#### [What is required]
The required result is the number of lines below that hold the word "icon", stated without anything else.

#### [Material to process]
####################

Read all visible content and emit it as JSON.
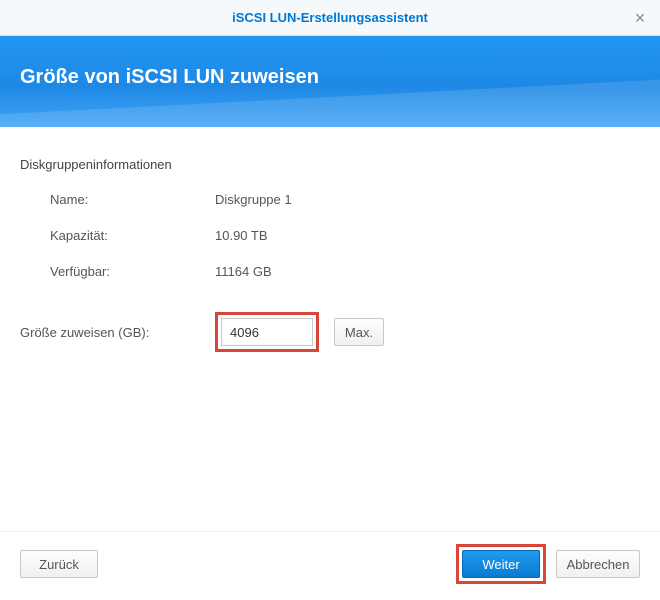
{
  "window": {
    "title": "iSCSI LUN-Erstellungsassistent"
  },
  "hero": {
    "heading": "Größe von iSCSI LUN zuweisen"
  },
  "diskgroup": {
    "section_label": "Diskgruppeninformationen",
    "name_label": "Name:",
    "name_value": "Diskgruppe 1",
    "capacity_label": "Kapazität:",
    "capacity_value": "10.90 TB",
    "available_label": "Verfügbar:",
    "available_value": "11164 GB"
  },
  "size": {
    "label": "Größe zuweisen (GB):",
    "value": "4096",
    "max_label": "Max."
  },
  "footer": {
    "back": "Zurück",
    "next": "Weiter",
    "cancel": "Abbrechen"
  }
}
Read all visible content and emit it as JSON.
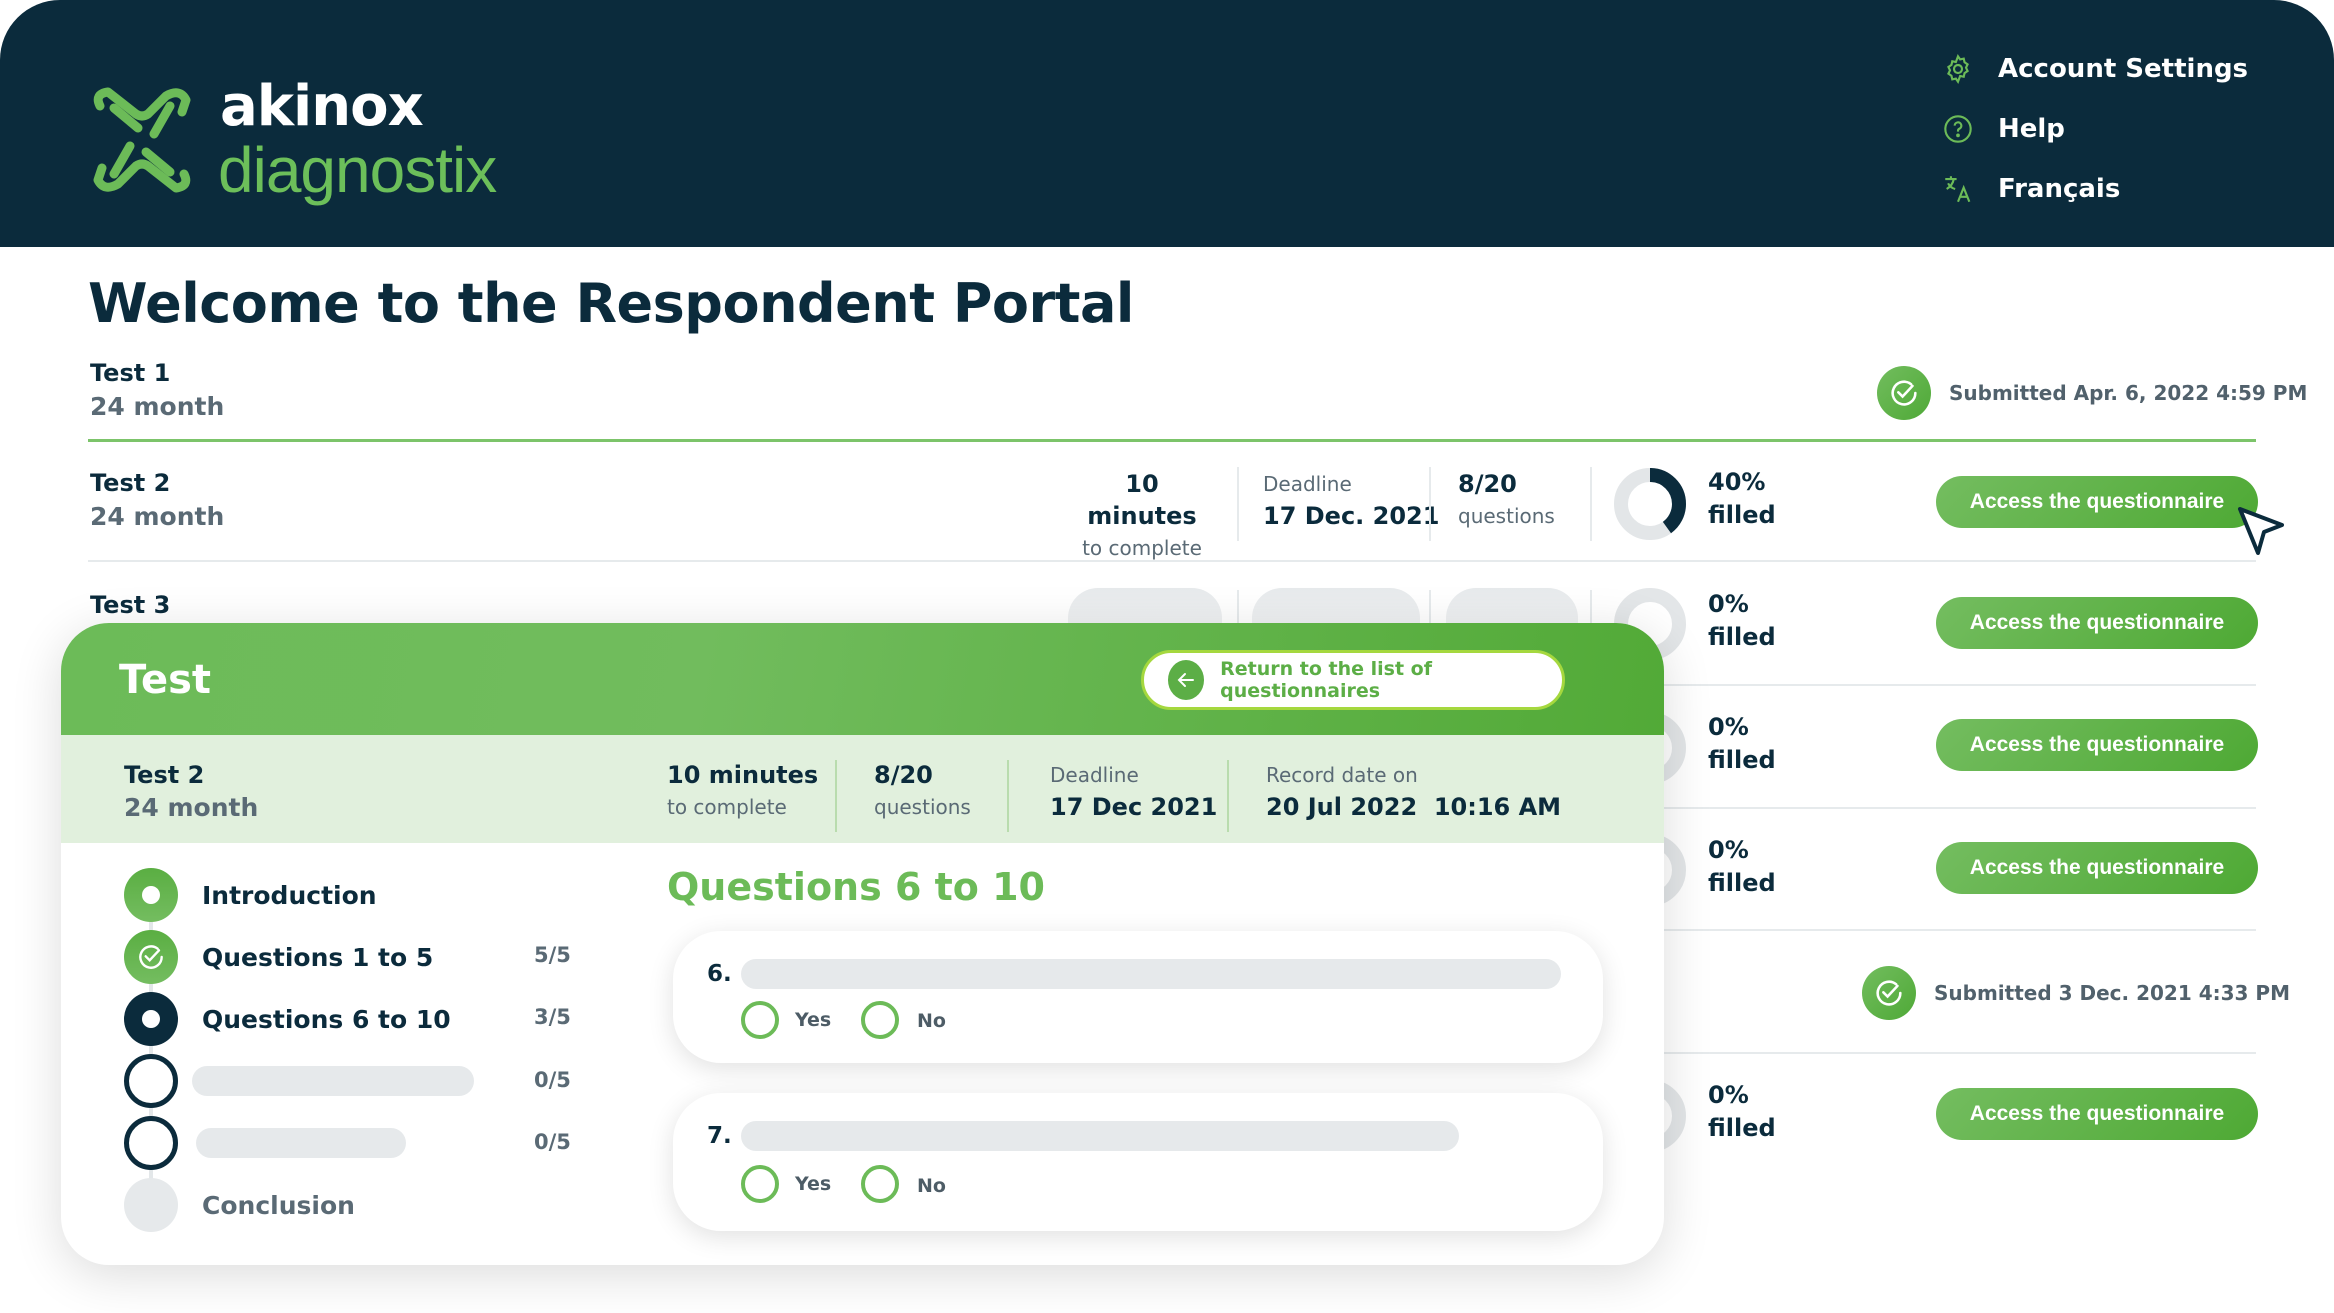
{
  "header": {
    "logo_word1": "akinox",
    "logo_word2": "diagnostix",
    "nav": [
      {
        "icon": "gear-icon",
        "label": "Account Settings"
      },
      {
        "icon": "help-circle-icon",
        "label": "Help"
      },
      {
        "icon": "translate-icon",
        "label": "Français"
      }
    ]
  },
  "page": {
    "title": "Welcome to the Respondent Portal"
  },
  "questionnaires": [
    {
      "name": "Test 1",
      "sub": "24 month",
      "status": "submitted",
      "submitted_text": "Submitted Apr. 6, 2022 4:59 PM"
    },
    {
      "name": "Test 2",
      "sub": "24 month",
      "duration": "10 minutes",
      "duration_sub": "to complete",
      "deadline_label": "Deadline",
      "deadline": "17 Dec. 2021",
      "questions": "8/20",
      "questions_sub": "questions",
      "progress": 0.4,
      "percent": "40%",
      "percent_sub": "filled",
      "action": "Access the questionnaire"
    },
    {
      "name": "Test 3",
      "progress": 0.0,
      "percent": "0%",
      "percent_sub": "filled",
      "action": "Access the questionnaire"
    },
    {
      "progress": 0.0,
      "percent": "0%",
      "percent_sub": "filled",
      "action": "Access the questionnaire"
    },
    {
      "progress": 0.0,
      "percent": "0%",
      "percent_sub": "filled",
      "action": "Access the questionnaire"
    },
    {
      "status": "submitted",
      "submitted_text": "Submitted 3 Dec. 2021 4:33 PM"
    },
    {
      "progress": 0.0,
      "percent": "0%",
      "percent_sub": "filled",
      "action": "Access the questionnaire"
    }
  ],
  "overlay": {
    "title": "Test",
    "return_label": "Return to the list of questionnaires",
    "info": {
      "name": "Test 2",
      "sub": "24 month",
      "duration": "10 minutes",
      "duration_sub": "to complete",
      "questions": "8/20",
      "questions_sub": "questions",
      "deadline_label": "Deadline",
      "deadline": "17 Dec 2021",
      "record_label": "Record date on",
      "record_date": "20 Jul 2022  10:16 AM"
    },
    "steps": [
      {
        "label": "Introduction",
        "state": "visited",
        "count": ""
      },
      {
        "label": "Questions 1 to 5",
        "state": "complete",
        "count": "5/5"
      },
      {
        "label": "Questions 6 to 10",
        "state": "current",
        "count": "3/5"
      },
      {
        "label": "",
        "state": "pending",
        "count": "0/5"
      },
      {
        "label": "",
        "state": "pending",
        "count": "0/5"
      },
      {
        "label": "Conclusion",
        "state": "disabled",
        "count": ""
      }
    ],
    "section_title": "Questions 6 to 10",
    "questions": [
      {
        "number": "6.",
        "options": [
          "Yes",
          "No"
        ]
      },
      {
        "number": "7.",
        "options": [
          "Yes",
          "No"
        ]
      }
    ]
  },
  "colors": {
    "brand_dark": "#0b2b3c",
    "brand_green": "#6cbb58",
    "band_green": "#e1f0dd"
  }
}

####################

#### [Task response]
3